The ability to modulate pain perception is as critical to survival as pain itself. The most known pain modulation pathway is the PAG–RVM (periaqueductal gray–rostral ventromedial medulla) descending system. In this study, we hypothesized that it is functionally linked to the ascending nociceptive control, which is a form of pain-induced analgesia dependent on mesolimbic mechanisms.

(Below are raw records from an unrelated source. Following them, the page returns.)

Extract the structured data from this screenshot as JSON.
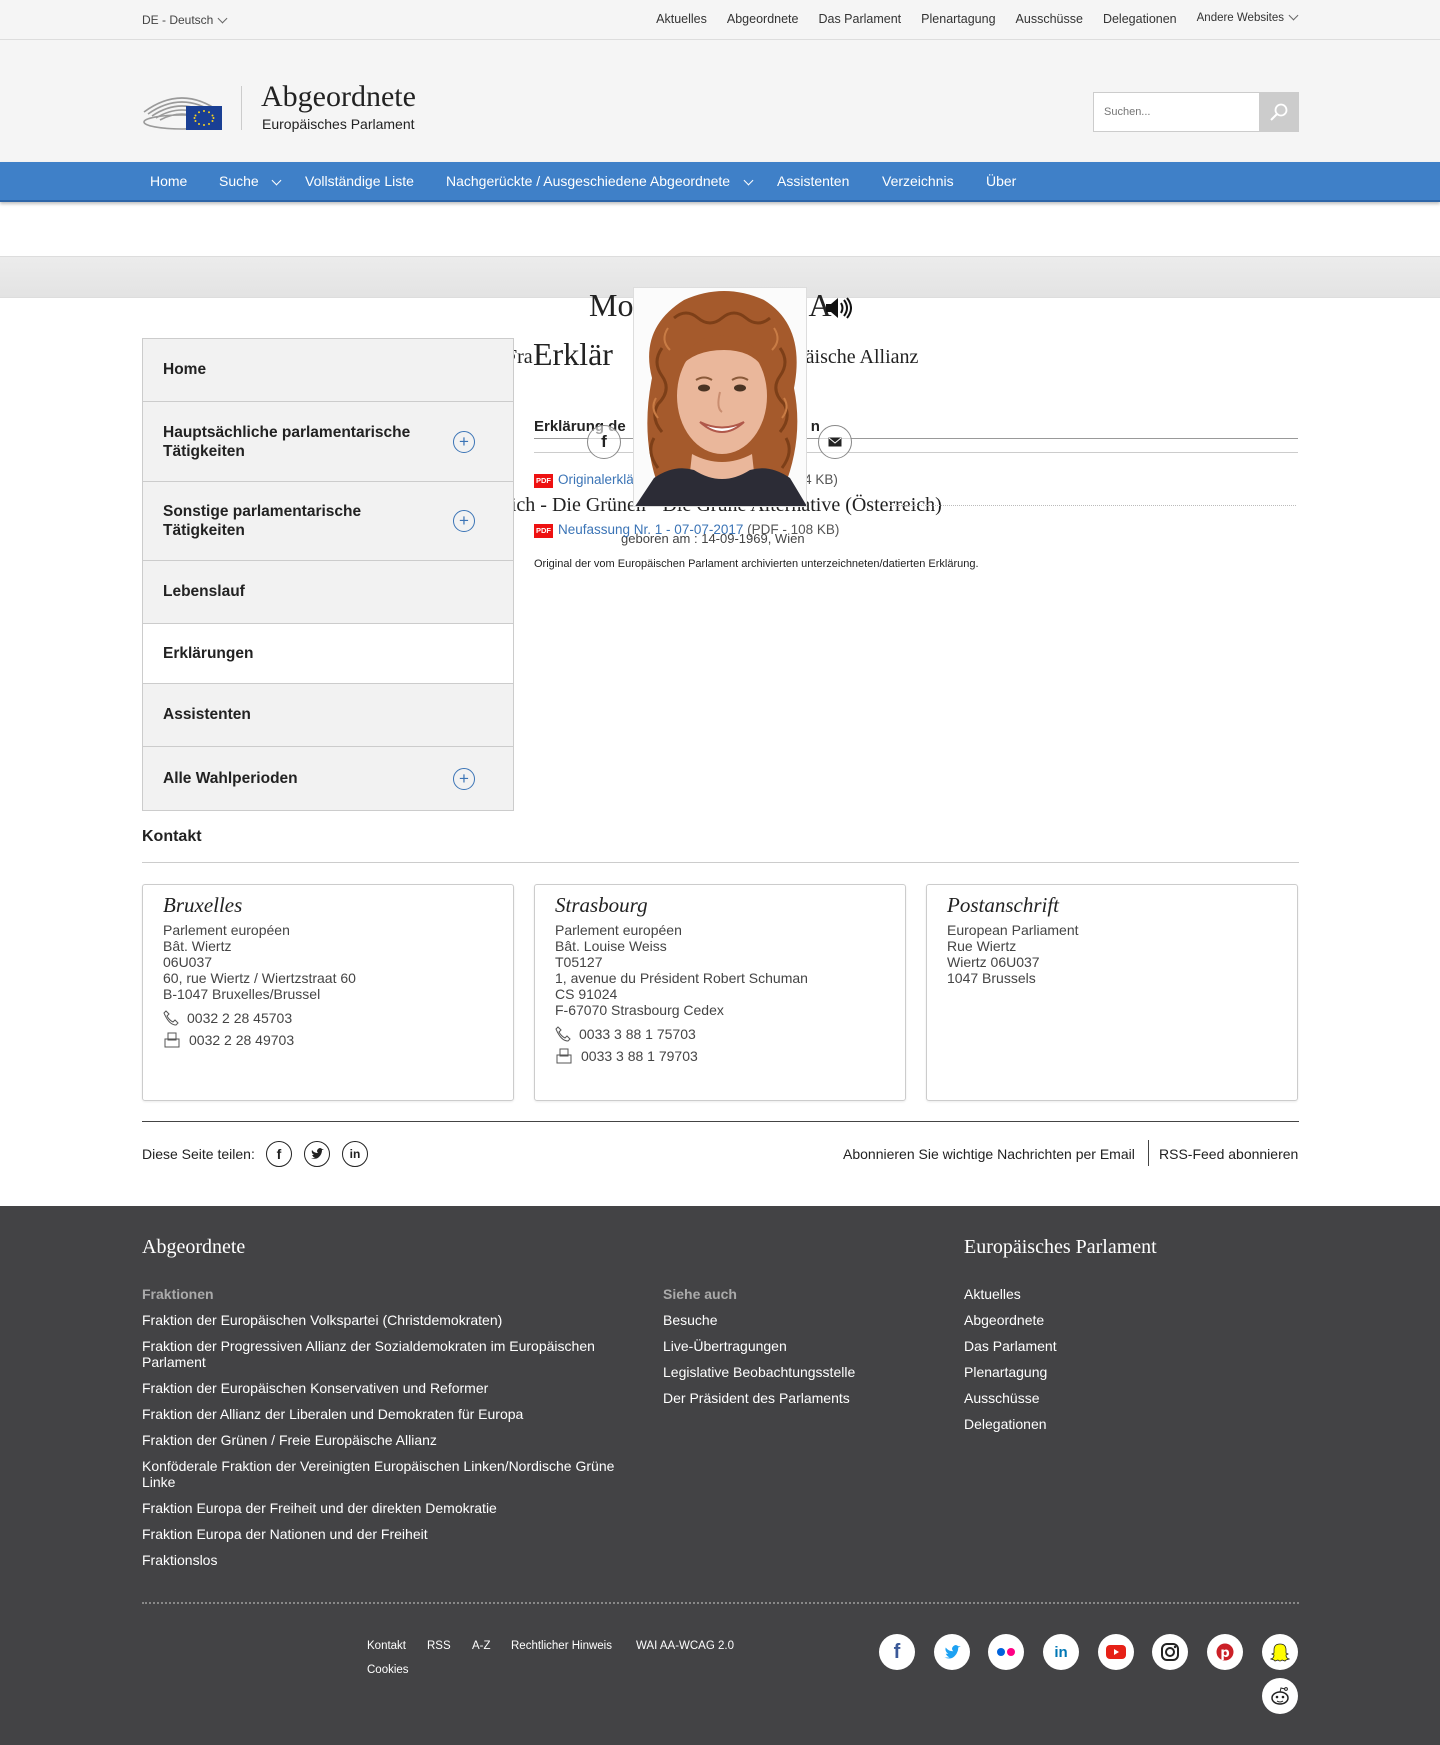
{
  "topbar": {
    "language": "DE - Deutsch",
    "links": [
      "Aktuelles",
      "Abgeordnete",
      "Das Parlament",
      "Plenartagung",
      "Ausschüsse",
      "Delegationen"
    ],
    "other_sites": "Andere Websites"
  },
  "header": {
    "title": "Abgeordnete",
    "subtitle": "Europäisches Parlament",
    "search_placeholder": "Suchen..."
  },
  "nav": {
    "items": [
      "Home",
      "Suche",
      "Vollständige Liste",
      "Nachgerückte / Ausgeschiedene Abgeordnete",
      "Assistenten",
      "Verzeichnis",
      "Über"
    ]
  },
  "profile": {
    "name_visible": "Mo",
    "name_visible_end": "A",
    "page_heading": "Erklär",
    "group_left": "Fra",
    "group_right": "päische Allianz",
    "party": "eich - Die Grünen - Die Grüne Alternative (Österreich)",
    "born": "geboren am : 14-09-1969, Wien"
  },
  "sidebar": {
    "items": [
      {
        "label": "Home",
        "expandable": false,
        "active": false
      },
      {
        "label": "Hauptsächliche parlamentarische Tätigkeiten",
        "expandable": true,
        "active": false
      },
      {
        "label": "Sonstige parlamentarische Tätigkeiten",
        "expandable": true,
        "active": false
      },
      {
        "label": "Lebenslauf",
        "expandable": false,
        "active": false
      },
      {
        "label": "Erklärungen",
        "expandable": false,
        "active": true
      },
      {
        "label": "Assistenten",
        "expandable": false,
        "active": false
      },
      {
        "label": "Alle Wahlperioden",
        "expandable": true,
        "active": false
      }
    ]
  },
  "declarations": {
    "heading": "Erklärung de",
    "heading_end": "n",
    "docs": [
      {
        "badge": "PDF",
        "title": "Originalerklärung - 27-05-2014",
        "size": " (PDF - 104 KB)"
      },
      {
        "badge": "PDF",
        "title": "Neufassung Nr. 1 - 07-07-2017",
        "size": " (PDF - 108 KB)"
      }
    ],
    "note": "Original der vom Europäischen Parlament archivierten unterzeichneten/datierten Erklärung."
  },
  "contact": {
    "title": "Kontakt",
    "cards": [
      {
        "city": "Bruxelles",
        "lines": [
          "Parlement européen",
          "Bât. Wiertz",
          "06U037",
          "60, rue Wiertz / Wiertzstraat 60",
          "B-1047 Bruxelles/Brussel"
        ],
        "phone": "0032 2 28 45703",
        "fax": "0032 2 28 49703"
      },
      {
        "city": "Strasbourg",
        "lines": [
          "Parlement européen",
          "Bât. Louise Weiss",
          "T05127",
          "1, avenue du Président Robert Schuman",
          "CS 91024",
          "F-67070 Strasbourg Cedex"
        ],
        "phone": "0033 3 88 1 75703",
        "fax": "0033 3 88 1 79703"
      },
      {
        "city": "Postanschrift",
        "lines": [
          "European Parliament",
          "Rue Wiertz",
          "Wiertz 06U037",
          "1047 Brussels"
        ]
      }
    ]
  },
  "share": {
    "label": "Diese Seite teilen:",
    "subscribe_email": "Abonnieren Sie wichtige Nachrichten per Email",
    "subscribe_rss": "RSS-Feed abonnieren"
  },
  "footer": {
    "col1_title": "Abgeordnete",
    "col1_category": "Fraktionen",
    "groups": [
      "Fraktion der Europäischen Volkspartei (Christdemokraten)",
      "Fraktion der Progressiven Allianz der Sozialdemokraten im Europäischen Parlament",
      "Fraktion der Europäischen Konservativen und Reformer",
      "Fraktion der Allianz der Liberalen und Demokraten für Europa",
      "Fraktion der Grünen / Freie Europäische Allianz",
      "Konföderale Fraktion der Vereinigten Europäischen Linken/Nordische Grüne Linke",
      "Fraktion Europa der Freiheit und der direkten Demokratie",
      "Fraktion Europa der Nationen und der Freiheit",
      "Fraktionslos"
    ],
    "col2_category": "Siehe auch",
    "see_also": [
      "Besuche",
      "Live-Übertragungen",
      "Legislative Beobachtungsstelle",
      "Der Präsident des Parlaments"
    ],
    "col3_title": "Europäisches Parlament",
    "ep_links": [
      "Aktuelles",
      "Abgeordnete",
      "Das Parlament",
      "Plenartagung",
      "Ausschüsse",
      "Delegationen"
    ],
    "bottom_links": [
      "Kontakt",
      "RSS",
      "A-Z",
      "Rechtlicher Hinweis",
      "WAI AA-WCAG 2.0"
    ],
    "cookies": "Cookies",
    "social": [
      "facebook-icon",
      "twitter-icon",
      "flickr-icon",
      "linkedin-icon",
      "youtube-icon",
      "instagram-icon",
      "pinterest-icon",
      "snapchat-icon",
      "reddit-icon"
    ]
  },
  "colors": {
    "nav_blue": "#3f80c8",
    "link_blue": "#3b74b6",
    "footer_bg": "#434345",
    "pdf_red": "#ee1111"
  }
}
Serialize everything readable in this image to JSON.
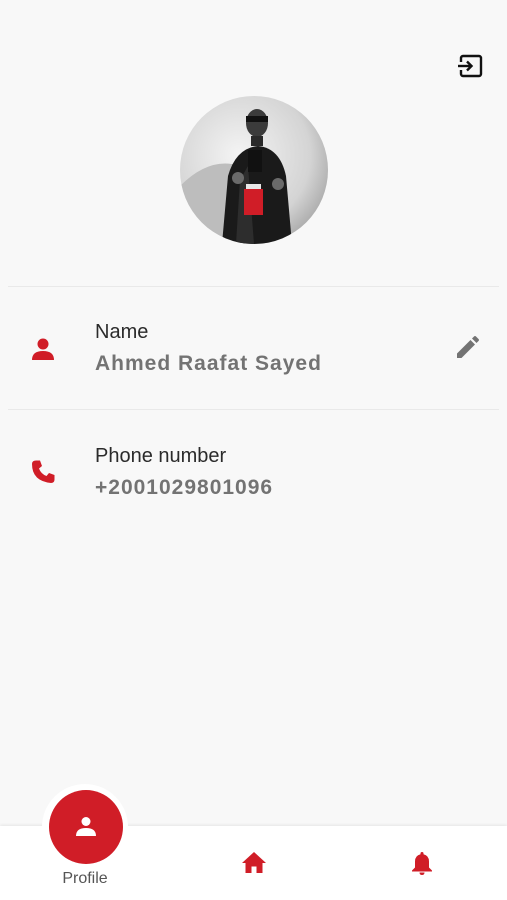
{
  "colors": {
    "accent": "#d01d27",
    "muted": "#737373"
  },
  "header": {
    "logout_icon": "logout-icon"
  },
  "profile": {
    "avatar_icon": "avatar",
    "fields": [
      {
        "label": "Name",
        "value": "Ahmed Raafat Sayed",
        "icon": "person-icon",
        "editable": true
      },
      {
        "label": "Phone number",
        "value": "+2001029801096",
        "icon": "phone-icon",
        "editable": false
      }
    ]
  },
  "bottom_nav": {
    "items": [
      {
        "label": "Profile",
        "icon": "person-icon",
        "active": true
      },
      {
        "label": "",
        "icon": "home-icon",
        "active": false
      },
      {
        "label": "",
        "icon": "bell-icon",
        "active": false
      }
    ]
  }
}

To test this hypothesis, we used a pharmacological approach, in which the antinociception induced by noxious stimulation (forepaw injection of capsaicin) was detected in a standard rat model of inflammatory pain (hindpaw injection of carrageenan). This antinociception was blocked by interventions known to block the ascending nociceptive control-mediated analgesia: the blockade of μ-opioid (Cys2,Tyr3,Orn5,Pen7amide (CTOP) 0.5 μg) or of dopamine (SCH23390 1.8 μg and raclopride 5 μg) receptors within the NAc (nucleus accumbens) and that of cholinergic nicotinic receptors (mecamylamine 0.6 μg) within the RVM. The antinociception was also blocked by standard interventions known to block mechanisms of descending inhibition within either the PAG or the RVM: local acute neuronal blockade (lidocaine 2%), blockade of μ-opioid receptors (CTOP 0.5 μg), or activation of GABAA receptors (muscimol 10 ng). Consistently, interventions that are known to block spinal mechanisms of descending inhibition also blocked antinociception: lesion of dorsolateral funiculus and the spinal blockade of serotonergic (WAY100135 46 μg or tropisetron 10 μg) or adrenergic (idazoxan, 50 μg) receptors. Neuronal activity indirectly estimated by c-Fos expression within the NAc, PAG, and RVM supports behavioral observations. Therefore, this study provides functional data indicating that noxious stimulation triggers an ascending–descending pain modulation pathway linking the mesolimbic system to the PAG–RVM descending system.
Molecular Neurobiology – Springer Journals
Published: Jun 1, 2018